By Robert Koehler As long as Michel Franco keeps winning major festival awards, like this year’s Cannes Un Certain Regard jury prize for his atrocious April’s Daughter, it appears that he’ll be able to keep making movies. That, and getting help from the likes of Tim Roth, who has for some reason decided to become…

3/4 (Ilian Metev, Germany/Bulgaria) — Discovery

By Azadeh Jafari Ilian Metev’s fiction debut, following his award-winning 2012 documentary Sofia’s Last Ambulance is a touching portrait of family relationships that explores the lives of a physicist, Todor (Todor Veltchev), and his two children, Niki (Nikolay Mashalov), an energetic and imaginative teenage boy, and Mila (Mila Mihova), a talented young pianist preparing for…

Darkest Hour (Joe Wright, UK) — Gala Presentations

By Jay Kuehner A parliamentary drama of considerable pallor (not power), Darkest Hour drops us in on the “action” of the House of Commons floor as the “Phoney War” with Nazi Germany is about to become all too real, and where Winston Churchill’s appointment to wartime prime minister is met with a frenzy of handbill-waving…

The Garden (Sonja Maria Kröner, Germany) — Discovery

By James Lattimer The only element of The Garden worth marvelling at is the amount of money seemingly lavished on its production design, as upmarket thrift stores the length and breadth of Germany appear to have been raided in an attempt to capture the spirit of ’76. But while chintzy patterns, vintage cars, and space…

Marlina the Murderer in Four Acts (Mouly Surya, Indonesia/France/ Malaysia/Thailand) — Contemporary World Cinema

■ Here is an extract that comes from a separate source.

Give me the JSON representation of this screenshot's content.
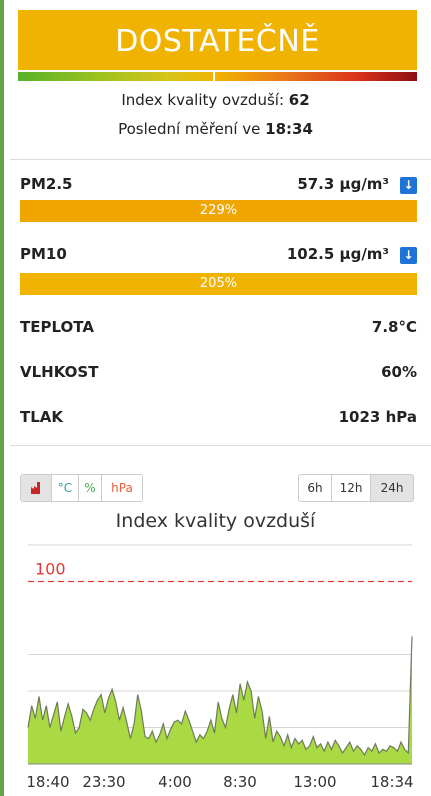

By Michael Sicinski Marlina the Murderer in Four Acts is a post-postmodern grab bag of genre moves and hollow gestures. At times it seems to want to be taken seriously, and at others it is content to revel in pastiche, very much like Ana Lily Amirpour’s films. How exactly are we supposed to take this…

Caniba (Véréna Paravel & Lucien Castaing-Taylor, France) — Wavelengths

By Dan Sullivan On paper, what could be more sordid than an interview-portrait with Issei Sagawa, the infamous cannibal who became a tabloid sensation in the early ’80s after he murdered and ate part of a Dutch woman in Paris? Caniba, the new film by Véréna Paravel and Lucien Castaing-Taylor, doesn’t exactly skimp on the…

High Fantasy (Jenna Bass, South Africa) — Discovery

By Adam Nayman The ’80s-style Hollywood body-swap comedy gets a purposeful and political makeover in High Fantasy, an inventive and entertaining South African feature that cleverly yokes heavy subject matter to an agile DIY aesthetic. Shot entirely on iPhones wielded by its adolescent cast members (who also wrote the script), the film takes the form…

Strangely Ordinary this Devotion (Dani Leventhal & Sheilah Wilson, USA) — Wavelengths

By Michael Sicinski Published in Cinema Scope 72 (Fall 2017) Columbus, Ohio-based artists Dani Leventhal and Sheilah Wilson have embarked on an artistic relationship that is formally and emotionally adjacent to their domestic lives, a quotidian zone they share with their young daughter Rose. Both artists have established careers on their own. Neither Leventhal’s video…